To create a scenario, open the database you want to work with in DB Browser. You can modify existing values or create a new entry by adding a new record to the table. You can watch a video on how to create scenarios here and read the instructions here.

How can I compare results between different scenarios?

When you change the parameter(s), set the scenario name in the configuration file to “test” or something that describes the scenario with no spaces (e.g., “WindEfficiency”). If you are running multiple scenarios with the same database, make sure you give each scenario a different name so the results do not override the previous ones. You can compare the scenario results by analyzing differences between the model-produced Excel spreadsheets, as well as using the drop-down menu to view different scenarios in the dashboard visualization. Note: you can also save the dashboard visualizations as image files.

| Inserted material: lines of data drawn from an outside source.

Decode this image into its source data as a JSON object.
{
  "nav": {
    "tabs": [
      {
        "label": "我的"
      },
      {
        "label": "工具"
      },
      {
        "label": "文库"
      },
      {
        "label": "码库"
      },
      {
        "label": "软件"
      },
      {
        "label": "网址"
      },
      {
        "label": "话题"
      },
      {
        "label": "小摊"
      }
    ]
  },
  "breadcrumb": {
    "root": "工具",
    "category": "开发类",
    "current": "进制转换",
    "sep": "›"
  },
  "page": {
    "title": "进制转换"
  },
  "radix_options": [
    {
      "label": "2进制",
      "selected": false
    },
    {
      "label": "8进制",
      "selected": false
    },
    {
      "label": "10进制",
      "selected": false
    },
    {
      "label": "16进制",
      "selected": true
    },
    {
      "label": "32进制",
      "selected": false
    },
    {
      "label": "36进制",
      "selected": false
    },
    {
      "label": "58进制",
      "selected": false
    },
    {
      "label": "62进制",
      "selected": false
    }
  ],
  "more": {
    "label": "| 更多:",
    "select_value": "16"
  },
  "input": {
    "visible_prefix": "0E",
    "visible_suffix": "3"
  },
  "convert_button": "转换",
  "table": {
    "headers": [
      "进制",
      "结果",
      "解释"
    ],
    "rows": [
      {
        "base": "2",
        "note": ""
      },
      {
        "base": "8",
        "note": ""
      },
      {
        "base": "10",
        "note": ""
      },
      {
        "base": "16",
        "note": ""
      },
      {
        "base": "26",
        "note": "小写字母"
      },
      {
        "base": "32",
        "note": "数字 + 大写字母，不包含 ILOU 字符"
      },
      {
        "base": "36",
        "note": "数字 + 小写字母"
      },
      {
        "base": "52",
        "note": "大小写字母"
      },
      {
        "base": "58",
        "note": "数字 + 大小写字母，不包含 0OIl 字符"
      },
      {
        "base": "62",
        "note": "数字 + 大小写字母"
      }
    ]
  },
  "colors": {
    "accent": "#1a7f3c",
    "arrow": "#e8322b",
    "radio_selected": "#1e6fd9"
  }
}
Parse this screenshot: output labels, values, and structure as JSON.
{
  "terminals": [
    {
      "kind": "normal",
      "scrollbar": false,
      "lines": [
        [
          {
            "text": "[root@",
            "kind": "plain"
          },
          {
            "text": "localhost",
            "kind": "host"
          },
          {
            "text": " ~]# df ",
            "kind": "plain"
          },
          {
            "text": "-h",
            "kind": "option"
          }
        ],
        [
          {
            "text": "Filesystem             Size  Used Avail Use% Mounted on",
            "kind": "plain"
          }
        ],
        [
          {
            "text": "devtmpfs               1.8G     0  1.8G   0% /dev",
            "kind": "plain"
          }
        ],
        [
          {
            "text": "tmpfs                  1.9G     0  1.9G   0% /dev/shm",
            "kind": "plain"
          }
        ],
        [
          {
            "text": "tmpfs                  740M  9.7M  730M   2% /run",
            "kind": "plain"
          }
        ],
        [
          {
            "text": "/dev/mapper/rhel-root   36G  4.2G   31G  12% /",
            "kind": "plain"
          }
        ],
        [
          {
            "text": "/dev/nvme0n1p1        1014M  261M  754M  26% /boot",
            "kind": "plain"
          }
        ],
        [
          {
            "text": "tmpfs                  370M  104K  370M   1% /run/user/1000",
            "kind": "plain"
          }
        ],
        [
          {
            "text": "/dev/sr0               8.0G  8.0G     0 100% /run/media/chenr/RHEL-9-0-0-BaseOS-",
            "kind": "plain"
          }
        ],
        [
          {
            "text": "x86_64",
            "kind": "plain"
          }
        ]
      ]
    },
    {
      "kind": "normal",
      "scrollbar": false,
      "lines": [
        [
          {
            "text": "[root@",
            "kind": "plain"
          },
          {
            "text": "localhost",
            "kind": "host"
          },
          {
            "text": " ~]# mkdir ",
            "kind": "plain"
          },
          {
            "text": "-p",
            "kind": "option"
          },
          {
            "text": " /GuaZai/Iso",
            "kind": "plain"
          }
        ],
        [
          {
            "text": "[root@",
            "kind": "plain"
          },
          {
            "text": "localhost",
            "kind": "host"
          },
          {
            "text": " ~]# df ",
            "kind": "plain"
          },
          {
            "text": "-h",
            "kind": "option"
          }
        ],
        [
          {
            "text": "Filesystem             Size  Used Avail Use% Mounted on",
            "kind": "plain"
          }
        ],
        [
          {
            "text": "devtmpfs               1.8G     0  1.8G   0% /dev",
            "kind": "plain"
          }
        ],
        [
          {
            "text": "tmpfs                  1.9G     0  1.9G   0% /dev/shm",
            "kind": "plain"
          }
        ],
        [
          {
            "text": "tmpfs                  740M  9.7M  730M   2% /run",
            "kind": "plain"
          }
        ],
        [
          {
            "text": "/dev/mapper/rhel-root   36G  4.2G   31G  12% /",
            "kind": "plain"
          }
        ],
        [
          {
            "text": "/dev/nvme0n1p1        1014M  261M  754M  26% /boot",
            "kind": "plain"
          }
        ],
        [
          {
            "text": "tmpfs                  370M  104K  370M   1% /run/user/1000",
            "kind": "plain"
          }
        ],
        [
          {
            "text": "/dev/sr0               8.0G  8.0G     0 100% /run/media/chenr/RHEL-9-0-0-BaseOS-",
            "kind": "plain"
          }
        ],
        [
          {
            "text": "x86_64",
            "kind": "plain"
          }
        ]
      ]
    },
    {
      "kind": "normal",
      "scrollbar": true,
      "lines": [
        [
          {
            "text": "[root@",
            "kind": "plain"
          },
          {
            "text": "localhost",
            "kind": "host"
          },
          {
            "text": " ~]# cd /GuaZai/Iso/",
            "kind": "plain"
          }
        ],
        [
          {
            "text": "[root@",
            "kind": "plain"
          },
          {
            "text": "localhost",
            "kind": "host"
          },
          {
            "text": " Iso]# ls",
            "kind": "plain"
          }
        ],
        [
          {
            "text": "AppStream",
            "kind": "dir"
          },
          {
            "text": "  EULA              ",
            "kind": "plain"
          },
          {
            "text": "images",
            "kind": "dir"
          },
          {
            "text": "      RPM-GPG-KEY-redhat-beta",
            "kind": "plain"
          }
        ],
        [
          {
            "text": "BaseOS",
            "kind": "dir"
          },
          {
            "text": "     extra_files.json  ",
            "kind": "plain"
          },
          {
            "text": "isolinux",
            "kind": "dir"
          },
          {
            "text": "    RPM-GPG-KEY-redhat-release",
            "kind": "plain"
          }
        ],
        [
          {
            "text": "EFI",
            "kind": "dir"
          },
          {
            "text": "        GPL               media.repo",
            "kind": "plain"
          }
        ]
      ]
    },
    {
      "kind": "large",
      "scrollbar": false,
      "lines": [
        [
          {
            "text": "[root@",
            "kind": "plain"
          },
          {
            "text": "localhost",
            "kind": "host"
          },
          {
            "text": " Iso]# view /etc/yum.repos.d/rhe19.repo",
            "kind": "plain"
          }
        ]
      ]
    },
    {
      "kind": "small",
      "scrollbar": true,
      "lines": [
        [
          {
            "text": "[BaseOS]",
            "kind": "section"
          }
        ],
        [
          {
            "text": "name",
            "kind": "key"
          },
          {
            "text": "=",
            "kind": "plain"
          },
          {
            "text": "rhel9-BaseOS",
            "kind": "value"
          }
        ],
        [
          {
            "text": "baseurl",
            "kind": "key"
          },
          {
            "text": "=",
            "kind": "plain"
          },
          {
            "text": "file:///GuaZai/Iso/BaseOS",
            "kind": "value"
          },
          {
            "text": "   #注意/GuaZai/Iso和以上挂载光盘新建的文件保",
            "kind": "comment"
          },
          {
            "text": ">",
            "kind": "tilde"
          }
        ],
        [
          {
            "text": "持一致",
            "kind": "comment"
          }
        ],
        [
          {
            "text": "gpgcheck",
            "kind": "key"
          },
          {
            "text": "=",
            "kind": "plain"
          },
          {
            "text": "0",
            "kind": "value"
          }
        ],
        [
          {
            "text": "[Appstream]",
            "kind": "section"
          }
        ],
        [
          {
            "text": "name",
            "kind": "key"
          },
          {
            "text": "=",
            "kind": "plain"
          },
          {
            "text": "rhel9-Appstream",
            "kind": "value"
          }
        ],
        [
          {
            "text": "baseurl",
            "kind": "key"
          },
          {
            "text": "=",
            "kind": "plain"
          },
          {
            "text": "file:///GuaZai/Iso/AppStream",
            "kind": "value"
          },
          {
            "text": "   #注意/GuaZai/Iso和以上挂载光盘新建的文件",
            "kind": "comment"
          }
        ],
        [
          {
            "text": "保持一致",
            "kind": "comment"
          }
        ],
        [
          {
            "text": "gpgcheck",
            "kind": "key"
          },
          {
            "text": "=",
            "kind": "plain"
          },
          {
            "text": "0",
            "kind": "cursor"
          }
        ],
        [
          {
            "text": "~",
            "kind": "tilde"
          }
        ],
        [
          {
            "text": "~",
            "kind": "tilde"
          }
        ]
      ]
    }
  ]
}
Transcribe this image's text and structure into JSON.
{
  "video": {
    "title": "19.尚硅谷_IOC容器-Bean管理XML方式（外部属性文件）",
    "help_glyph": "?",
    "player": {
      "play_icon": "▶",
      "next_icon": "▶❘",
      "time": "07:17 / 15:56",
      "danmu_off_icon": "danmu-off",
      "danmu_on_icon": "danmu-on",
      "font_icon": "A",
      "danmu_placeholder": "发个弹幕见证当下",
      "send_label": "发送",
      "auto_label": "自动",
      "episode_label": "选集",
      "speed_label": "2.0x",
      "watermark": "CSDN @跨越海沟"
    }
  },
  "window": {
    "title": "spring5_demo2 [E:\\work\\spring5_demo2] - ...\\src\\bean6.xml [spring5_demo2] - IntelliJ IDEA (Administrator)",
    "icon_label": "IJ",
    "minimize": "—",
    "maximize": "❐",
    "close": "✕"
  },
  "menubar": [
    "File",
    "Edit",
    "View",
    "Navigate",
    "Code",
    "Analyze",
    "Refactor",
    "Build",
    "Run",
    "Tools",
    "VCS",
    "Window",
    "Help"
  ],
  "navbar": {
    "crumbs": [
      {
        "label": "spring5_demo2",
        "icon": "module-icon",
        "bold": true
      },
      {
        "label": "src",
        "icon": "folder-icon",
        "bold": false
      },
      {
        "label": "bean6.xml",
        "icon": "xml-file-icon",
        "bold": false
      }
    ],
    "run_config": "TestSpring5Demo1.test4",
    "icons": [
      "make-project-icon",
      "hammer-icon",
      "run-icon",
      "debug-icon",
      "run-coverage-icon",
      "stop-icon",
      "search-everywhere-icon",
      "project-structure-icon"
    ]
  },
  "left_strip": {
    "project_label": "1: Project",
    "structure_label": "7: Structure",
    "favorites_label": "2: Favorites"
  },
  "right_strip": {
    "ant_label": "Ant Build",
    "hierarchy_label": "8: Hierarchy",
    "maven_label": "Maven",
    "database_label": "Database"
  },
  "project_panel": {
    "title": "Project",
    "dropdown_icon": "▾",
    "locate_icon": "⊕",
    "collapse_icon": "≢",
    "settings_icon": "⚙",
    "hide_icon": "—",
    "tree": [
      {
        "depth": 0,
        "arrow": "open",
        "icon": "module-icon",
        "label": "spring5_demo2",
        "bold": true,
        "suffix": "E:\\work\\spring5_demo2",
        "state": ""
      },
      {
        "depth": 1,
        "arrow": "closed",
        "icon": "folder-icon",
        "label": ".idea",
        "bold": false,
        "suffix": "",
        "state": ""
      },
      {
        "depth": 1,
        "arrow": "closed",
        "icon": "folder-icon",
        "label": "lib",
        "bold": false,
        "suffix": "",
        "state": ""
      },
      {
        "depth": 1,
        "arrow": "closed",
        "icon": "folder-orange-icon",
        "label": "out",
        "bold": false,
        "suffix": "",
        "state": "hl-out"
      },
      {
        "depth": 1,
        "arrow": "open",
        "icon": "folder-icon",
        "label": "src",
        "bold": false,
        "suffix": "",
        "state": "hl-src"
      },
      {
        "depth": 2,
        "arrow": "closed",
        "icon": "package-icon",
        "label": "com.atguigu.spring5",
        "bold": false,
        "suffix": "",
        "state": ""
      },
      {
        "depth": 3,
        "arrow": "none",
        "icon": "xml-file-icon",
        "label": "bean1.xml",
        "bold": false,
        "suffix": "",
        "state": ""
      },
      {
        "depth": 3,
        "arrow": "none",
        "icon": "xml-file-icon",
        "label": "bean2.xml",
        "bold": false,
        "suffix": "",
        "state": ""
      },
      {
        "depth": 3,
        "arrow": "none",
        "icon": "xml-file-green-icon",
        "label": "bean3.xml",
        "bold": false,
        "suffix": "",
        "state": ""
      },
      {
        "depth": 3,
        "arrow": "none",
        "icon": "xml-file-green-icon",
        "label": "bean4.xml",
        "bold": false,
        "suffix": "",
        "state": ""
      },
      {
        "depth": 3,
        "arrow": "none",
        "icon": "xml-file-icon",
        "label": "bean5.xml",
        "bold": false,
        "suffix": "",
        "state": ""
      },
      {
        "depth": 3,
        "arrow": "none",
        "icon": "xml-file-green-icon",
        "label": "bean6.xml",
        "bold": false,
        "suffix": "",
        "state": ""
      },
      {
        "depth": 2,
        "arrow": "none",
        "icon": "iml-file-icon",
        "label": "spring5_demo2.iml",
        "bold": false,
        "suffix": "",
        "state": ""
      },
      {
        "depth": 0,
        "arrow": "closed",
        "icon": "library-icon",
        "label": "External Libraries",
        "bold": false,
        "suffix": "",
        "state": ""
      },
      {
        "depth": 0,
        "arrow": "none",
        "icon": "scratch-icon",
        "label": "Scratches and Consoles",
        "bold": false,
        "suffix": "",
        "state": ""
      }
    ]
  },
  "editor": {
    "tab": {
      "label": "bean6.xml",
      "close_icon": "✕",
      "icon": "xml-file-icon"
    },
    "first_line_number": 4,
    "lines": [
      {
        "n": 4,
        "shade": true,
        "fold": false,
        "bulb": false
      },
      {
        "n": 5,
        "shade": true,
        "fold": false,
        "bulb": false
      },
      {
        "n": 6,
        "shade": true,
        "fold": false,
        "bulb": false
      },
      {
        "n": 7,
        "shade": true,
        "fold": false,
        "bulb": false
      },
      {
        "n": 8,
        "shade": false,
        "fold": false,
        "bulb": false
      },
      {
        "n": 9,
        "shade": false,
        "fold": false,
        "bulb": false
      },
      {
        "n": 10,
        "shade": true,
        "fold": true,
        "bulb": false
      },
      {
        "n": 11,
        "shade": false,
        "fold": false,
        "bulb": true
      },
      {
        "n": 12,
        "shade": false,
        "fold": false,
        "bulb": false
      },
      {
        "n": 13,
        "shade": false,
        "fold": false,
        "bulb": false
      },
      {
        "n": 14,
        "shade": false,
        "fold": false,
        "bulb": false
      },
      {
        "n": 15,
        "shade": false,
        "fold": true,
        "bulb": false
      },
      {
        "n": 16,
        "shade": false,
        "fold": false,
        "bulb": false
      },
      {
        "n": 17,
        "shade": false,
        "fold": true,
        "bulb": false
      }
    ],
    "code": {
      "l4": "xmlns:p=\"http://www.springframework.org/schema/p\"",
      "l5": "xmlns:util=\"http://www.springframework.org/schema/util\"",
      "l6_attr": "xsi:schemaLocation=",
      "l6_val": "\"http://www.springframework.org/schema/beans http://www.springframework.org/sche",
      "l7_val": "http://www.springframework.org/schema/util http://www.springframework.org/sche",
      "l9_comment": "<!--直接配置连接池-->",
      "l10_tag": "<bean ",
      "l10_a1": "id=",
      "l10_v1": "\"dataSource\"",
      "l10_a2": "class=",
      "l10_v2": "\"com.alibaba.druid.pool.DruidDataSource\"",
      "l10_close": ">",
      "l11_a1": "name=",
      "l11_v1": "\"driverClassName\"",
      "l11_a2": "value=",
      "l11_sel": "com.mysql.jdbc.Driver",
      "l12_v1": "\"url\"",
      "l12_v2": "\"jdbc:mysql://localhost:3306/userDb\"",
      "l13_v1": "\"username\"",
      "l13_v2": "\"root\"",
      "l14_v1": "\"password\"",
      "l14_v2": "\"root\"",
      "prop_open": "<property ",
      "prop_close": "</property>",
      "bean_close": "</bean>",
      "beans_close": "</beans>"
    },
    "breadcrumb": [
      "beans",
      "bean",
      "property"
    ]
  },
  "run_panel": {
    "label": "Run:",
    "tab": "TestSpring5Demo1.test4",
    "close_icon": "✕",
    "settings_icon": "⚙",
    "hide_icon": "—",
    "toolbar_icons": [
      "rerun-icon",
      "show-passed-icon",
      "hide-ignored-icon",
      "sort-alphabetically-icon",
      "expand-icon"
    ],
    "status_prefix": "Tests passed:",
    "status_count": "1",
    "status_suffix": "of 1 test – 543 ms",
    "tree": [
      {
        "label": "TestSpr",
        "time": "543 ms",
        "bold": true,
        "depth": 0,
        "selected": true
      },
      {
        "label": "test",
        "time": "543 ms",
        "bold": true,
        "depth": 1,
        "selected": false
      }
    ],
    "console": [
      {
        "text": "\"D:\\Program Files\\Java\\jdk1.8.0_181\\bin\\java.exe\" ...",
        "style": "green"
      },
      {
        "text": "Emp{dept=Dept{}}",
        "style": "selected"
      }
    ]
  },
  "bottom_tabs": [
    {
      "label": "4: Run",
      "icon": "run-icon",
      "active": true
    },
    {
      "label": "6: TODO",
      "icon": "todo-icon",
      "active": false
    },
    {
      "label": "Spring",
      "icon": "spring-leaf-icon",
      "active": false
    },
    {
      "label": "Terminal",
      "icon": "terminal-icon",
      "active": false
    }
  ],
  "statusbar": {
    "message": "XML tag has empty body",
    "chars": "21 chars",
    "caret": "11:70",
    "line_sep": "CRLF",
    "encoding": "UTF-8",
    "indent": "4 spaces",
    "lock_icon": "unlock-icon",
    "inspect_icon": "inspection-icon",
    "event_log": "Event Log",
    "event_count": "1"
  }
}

How do I undo changes to the database to get the original values back?

Each time you run a new database, it is important to create a copy of the file and save it as the “original”. Leaving this file untouched will mean that you will always have the default values available. If you run a scenario and want to go back to your original values, you can either open the original file and copy and paste the values you want back into the input database or create a new input file by copying the original database file and renaming it. Remember that maintaining consistency in file names is a helpful way to avoid mistakes and confusion.

How can I save results from multiple scenarios?

If you want to save the results from multiple scenarios, it is useful to create a folder to store results files. You can move excel files, dashboard images, and SQLite files into a folder and rename them all files to easily find them later. Remember that an output file is always needed in the data_files folder, so if you move it into a different folder to save results, you will need to create a new output file in data_files for the next model run.